_ASSIGNMENT_:
Please repeat the entries below exactly as written, leaving out any images.
___
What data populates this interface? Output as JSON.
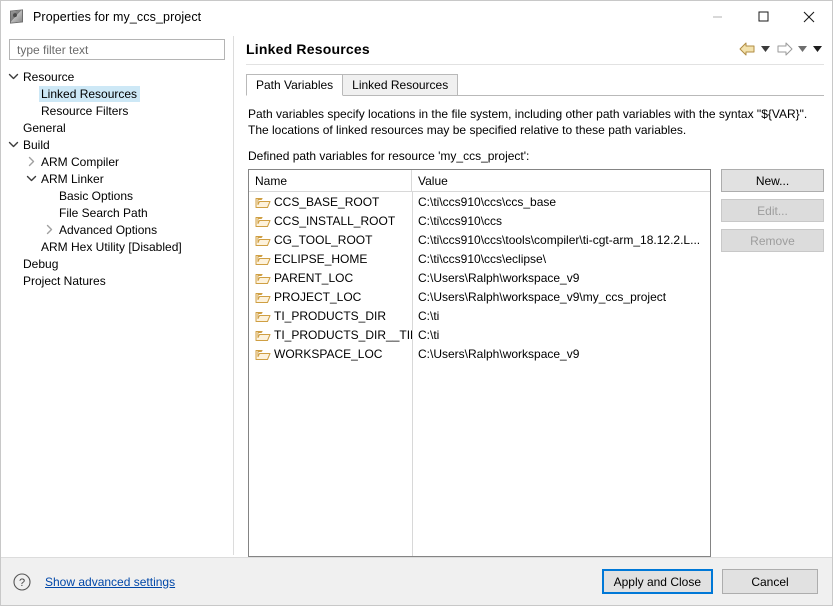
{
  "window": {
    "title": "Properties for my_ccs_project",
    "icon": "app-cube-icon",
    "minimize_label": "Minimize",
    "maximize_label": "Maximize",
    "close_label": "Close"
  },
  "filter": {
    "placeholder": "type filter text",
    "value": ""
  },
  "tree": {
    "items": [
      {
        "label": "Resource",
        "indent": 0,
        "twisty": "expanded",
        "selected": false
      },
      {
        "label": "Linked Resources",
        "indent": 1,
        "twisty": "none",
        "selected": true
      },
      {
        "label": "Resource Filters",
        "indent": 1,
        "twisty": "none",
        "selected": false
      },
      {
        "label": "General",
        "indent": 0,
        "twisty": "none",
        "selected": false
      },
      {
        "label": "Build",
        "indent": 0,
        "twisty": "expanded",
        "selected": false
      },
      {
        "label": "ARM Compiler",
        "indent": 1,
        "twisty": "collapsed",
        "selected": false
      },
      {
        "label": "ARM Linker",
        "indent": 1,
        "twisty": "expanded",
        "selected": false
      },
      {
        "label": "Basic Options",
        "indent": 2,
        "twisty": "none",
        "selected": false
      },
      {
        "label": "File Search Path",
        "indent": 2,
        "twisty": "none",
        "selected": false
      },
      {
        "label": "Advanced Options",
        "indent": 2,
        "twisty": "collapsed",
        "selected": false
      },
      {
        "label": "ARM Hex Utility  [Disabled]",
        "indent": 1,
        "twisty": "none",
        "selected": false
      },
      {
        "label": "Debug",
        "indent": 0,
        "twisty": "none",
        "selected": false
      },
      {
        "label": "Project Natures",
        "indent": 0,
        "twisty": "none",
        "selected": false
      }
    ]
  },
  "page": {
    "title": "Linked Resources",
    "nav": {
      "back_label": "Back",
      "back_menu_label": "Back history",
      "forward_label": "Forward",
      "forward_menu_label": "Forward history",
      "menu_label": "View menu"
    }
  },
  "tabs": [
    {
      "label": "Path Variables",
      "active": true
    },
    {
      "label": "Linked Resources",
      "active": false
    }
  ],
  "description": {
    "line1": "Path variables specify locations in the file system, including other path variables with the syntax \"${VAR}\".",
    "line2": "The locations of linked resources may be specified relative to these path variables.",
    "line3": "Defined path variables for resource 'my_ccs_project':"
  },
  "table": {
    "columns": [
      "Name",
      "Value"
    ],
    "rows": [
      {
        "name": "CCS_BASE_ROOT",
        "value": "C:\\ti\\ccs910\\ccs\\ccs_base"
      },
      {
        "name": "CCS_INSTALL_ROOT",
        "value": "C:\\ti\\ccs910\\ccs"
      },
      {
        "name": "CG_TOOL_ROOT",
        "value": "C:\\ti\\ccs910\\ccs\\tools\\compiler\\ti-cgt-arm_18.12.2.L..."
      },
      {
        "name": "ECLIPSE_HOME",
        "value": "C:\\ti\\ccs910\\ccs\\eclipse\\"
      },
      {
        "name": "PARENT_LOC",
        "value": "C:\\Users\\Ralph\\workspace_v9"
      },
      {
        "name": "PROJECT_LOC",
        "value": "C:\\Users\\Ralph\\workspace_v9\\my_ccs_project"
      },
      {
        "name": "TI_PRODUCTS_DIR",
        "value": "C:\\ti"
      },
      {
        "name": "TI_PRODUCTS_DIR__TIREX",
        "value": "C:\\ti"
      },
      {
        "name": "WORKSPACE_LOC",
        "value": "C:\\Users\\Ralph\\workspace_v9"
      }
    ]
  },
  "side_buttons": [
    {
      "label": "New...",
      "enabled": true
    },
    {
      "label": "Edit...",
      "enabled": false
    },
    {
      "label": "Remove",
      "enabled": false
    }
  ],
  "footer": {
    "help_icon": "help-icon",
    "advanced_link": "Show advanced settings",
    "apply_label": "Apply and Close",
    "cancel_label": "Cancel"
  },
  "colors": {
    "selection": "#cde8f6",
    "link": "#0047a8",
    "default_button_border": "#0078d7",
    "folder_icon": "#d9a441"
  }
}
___
_ANSWER BOX_:
What data populates this interface? Output as JSON.
{
  "window": {
    "title": "Properties for my_ccs_project",
    "icon": "app-cube-icon",
    "minimize_label": "Minimize",
    "maximize_label": "Maximize",
    "close_label": "Close"
  },
  "filter": {
    "placeholder": "type filter text",
    "value": ""
  },
  "tree": {
    "items": [
      {
        "label": "Resource",
        "indent": 0,
        "twisty": "expanded",
        "selected": false
      },
      {
        "label": "Linked Resources",
        "indent": 1,
        "twisty": "none",
        "selected": true
      },
      {
        "label": "Resource Filters",
        "indent": 1,
        "twisty": "none",
        "selected": false
      },
      {
        "label": "General",
        "indent": 0,
        "twisty": "none",
        "selected": false
      },
      {
        "label": "Build",
        "indent": 0,
        "twisty": "expanded",
        "selected": false
      },
      {
        "label": "ARM Compiler",
        "indent": 1,
        "twisty": "collapsed",
        "selected": false
      },
      {
        "label": "ARM Linker",
        "indent": 1,
        "twisty": "expanded",
        "selected": false
      },
      {
        "label": "Basic Options",
        "indent": 2,
        "twisty": "none",
        "selected": false
      },
      {
        "label": "File Search Path",
        "indent": 2,
        "twisty": "none",
        "selected": false
      },
      {
        "label": "Advanced Options",
        "indent": 2,
        "twisty": "collapsed",
        "selected": false
      },
      {
        "label": "ARM Hex Utility  [Disabled]",
        "indent": 1,
        "twisty": "none",
        "selected": false
      },
      {
        "label": "Debug",
        "indent": 0,
        "twisty": "none",
        "selected": false
      },
      {
        "label": "Project Natures",
        "indent": 0,
        "twisty": "none",
        "selected": false
      }
    ]
  },
  "page": {
    "title": "Linked Resources",
    "nav": {
      "back_label": "Back",
      "back_menu_label": "Back history",
      "forward_label": "Forward",
      "forward_menu_label": "Forward history",
      "menu_label": "View menu"
    }
  },
  "tabs": [
    {
      "label": "Path Variables",
      "active": true
    },
    {
      "label": "Linked Resources",
      "active": false
    }
  ],
  "description": {
    "line1": "Path variables specify locations in the file system, including other path variables with the syntax \"${VAR}\".",
    "line2": "The locations of linked resources may be specified relative to these path variables.",
    "line3": "Defined path variables for resource 'my_ccs_project':"
  },
  "table": {
    "columns": [
      "Name",
      "Value"
    ],
    "rows": [
      {
        "name": "CCS_BASE_ROOT",
        "value": "C:\\ti\\ccs910\\ccs\\ccs_base"
      },
      {
        "name": "CCS_INSTALL_ROOT",
        "value": "C:\\ti\\ccs910\\ccs"
      },
      {
        "name": "CG_TOOL_ROOT",
        "value": "C:\\ti\\ccs910\\ccs\\tools\\compiler\\ti-cgt-arm_18.12.2.L..."
      },
      {
        "name": "ECLIPSE_HOME",
        "value": "C:\\ti\\ccs910\\ccs\\eclipse\\"
      },
      {
        "name": "PARENT_LOC",
        "value": "C:\\Users\\Ralph\\workspace_v9"
      },
      {
        "name": "PROJECT_LOC",
        "value": "C:\\Users\\Ralph\\workspace_v9\\my_ccs_project"
      },
      {
        "name": "TI_PRODUCTS_DIR",
        "value": "C:\\ti"
      },
      {
        "name": "TI_PRODUCTS_DIR__TIREX",
        "value": "C:\\ti"
      },
      {
        "name": "WORKSPACE_LOC",
        "value": "C:\\Users\\Ralph\\workspace_v9"
      }
    ]
  },
  "side_buttons": [
    {
      "label": "New...",
      "enabled": true
    },
    {
      "label": "Edit...",
      "enabled": false
    },
    {
      "label": "Remove",
      "enabled": false
    }
  ],
  "footer": {
    "help_icon": "help-icon",
    "advanced_link": "Show advanced settings",
    "apply_label": "Apply and Close",
    "cancel_label": "Cancel"
  },
  "colors": {
    "selection": "#cde8f6",
    "link": "#0047a8",
    "default_button_border": "#0078d7",
    "folder_icon": "#d9a441"
  }
}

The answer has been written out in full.